• TASK DETAILS:
All entries must be returned precisely as they appear.

Start of Block

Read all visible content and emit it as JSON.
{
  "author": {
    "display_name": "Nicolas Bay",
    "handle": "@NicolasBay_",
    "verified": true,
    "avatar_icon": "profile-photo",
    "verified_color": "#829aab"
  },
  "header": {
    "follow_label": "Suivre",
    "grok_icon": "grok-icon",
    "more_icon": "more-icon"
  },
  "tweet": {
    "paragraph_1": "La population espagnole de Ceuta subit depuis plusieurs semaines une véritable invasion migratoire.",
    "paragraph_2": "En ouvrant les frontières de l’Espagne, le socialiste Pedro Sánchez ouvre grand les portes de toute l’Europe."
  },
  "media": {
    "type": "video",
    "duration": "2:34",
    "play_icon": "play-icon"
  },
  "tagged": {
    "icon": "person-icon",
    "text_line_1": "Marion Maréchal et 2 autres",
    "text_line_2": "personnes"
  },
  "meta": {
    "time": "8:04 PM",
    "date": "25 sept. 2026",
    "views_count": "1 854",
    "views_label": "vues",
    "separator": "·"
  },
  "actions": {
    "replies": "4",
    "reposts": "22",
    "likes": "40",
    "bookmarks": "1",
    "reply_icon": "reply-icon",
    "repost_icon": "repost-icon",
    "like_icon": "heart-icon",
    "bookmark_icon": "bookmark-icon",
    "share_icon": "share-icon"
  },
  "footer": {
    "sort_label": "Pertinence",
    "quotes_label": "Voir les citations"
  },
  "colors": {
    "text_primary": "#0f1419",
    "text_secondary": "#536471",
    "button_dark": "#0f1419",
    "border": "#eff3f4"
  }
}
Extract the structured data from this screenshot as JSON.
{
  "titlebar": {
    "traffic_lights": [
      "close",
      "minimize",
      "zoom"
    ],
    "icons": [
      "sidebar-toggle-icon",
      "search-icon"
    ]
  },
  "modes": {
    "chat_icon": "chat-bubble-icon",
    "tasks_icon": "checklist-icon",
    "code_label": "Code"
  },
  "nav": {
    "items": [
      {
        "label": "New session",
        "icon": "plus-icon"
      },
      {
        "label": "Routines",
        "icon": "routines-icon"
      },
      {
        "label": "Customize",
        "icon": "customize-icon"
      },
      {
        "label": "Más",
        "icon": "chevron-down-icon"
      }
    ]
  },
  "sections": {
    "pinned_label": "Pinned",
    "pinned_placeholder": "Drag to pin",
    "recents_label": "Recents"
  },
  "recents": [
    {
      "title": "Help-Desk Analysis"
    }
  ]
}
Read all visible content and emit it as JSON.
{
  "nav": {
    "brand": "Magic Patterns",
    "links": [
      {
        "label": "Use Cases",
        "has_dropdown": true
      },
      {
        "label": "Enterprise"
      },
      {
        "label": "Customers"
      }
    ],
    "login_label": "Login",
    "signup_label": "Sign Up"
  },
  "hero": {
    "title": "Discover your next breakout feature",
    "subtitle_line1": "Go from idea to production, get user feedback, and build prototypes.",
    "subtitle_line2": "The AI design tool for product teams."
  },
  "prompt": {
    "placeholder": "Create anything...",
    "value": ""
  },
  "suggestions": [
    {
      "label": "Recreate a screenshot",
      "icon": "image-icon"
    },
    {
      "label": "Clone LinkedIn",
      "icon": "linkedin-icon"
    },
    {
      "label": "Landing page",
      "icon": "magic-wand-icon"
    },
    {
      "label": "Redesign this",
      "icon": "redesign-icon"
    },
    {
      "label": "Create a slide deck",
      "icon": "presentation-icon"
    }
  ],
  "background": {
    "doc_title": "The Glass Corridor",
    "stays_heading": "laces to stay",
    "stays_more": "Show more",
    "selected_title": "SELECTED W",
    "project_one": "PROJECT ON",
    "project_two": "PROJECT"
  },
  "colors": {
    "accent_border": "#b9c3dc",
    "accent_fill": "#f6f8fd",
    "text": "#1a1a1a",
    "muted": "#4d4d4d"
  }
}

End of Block

• EXERCISE OUTPUT:
Read all visible content and emit it as JSON.
{
  "author": {
    "display_name": "Nicolas Bay",
    "handle": "@NicolasBay_",
    "verified": true,
    "avatar_icon": "profile-photo",
    "verified_color": "#829aab"
  },
  "header": {
    "follow_label": "Suivre",
    "grok_icon": "grok-icon",
    "more_icon": "more-icon"
  },
  "tweet": {
    "paragraph_1": "La population espagnole de Ceuta subit depuis plusieurs semaines une véritable invasion migratoire.",
    "paragraph_2": "En ouvrant les frontières de l’Espagne, le socialiste Pedro Sánchez ouvre grand les portes de toute l’Europe."
  },
  "media": {
    "type": "video",
    "duration": "2:34",
    "play_icon": "play-icon"
  },
  "tagged": {
    "icon": "person-icon",
    "text_line_1": "Marion Maréchal et 2 autres",
    "text_line_2": "personnes"
  },
  "meta": {
    "time": "8:04 PM",
    "date": "25 sept. 2026",
    "views_count": "1 854",
    "views_label": "vues",
    "separator": "·"
  },
  "actions": {
    "replies": "4",
    "reposts": "22",
    "likes": "40",
    "bookmarks": "1",
    "reply_icon": "reply-icon",
    "repost_icon": "repost-icon",
    "like_icon": "heart-icon",
    "bookmark_icon": "bookmark-icon",
    "share_icon": "share-icon"
  },
  "footer": {
    "sort_label": "Pertinence",
    "quotes_label": "Voir les citations"
  },
  "colors": {
    "text_primary": "#0f1419",
    "text_secondary": "#536471",
    "button_dark": "#0f1419",
    "border": "#eff3f4"
  }
}
Extract the structured data from this screenshot as JSON.
{
  "titlebar": {
    "traffic_lights": [
      "close",
      "minimize",
      "zoom"
    ],
    "icons": [
      "sidebar-toggle-icon",
      "search-icon"
    ]
  },
  "modes": {
    "chat_icon": "chat-bubble-icon",
    "tasks_icon": "checklist-icon",
    "code_label": "Code"
  },
  "nav": {
    "items": [
      {
        "label": "New session",
        "icon": "plus-icon"
      },
      {
        "label": "Routines",
        "icon": "routines-icon"
      },
      {
        "label": "Customize",
        "icon": "customize-icon"
      },
      {
        "label": "Más",
        "icon": "chevron-down-icon"
      }
    ]
  },
  "sections": {
    "pinned_label": "Pinned",
    "pinned_placeholder": "Drag to pin",
    "recents_label": "Recents"
  },
  "recents": [
    {
      "title": "Help-Desk Analysis"
    }
  ]
}
Read all visible content and emit it as JSON.
{
  "nav": {
    "brand": "Magic Patterns",
    "links": [
      {
        "label": "Use Cases",
        "has_dropdown": true
      },
      {
        "label": "Enterprise"
      },
      {
        "label": "Customers"
      }
    ],
    "login_label": "Login",
    "signup_label": "Sign Up"
  },
  "hero": {
    "title": "Discover your next breakout feature",
    "subtitle_line1": "Go from idea to production, get user feedback, and build prototypes.",
    "subtitle_line2": "The AI design tool for product teams."
  },
  "prompt": {
    "placeholder": "Create anything...",
    "value": ""
  },
  "suggestions": [
    {
      "label": "Recreate a screenshot",
      "icon": "image-icon"
    },
    {
      "label": "Clone LinkedIn",
      "icon": "linkedin-icon"
    },
    {
      "label": "Landing page",
      "icon": "magic-wand-icon"
    },
    {
      "label": "Redesign this",
      "icon": "redesign-icon"
    },
    {
      "label": "Create a slide deck",
      "icon": "presentation-icon"
    }
  ],
  "background": {
    "doc_title": "The Glass Corridor",
    "stays_heading": "laces to stay",
    "stays_more": "Show more",
    "selected_title": "SELECTED W",
    "project_one": "PROJECT ON",
    "project_two": "PROJECT"
  },
  "colors": {
    "accent_border": "#b9c3dc",
    "accent_fill": "#f6f8fd",
    "text": "#1a1a1a",
    "muted": "#4d4d4d"
  }
}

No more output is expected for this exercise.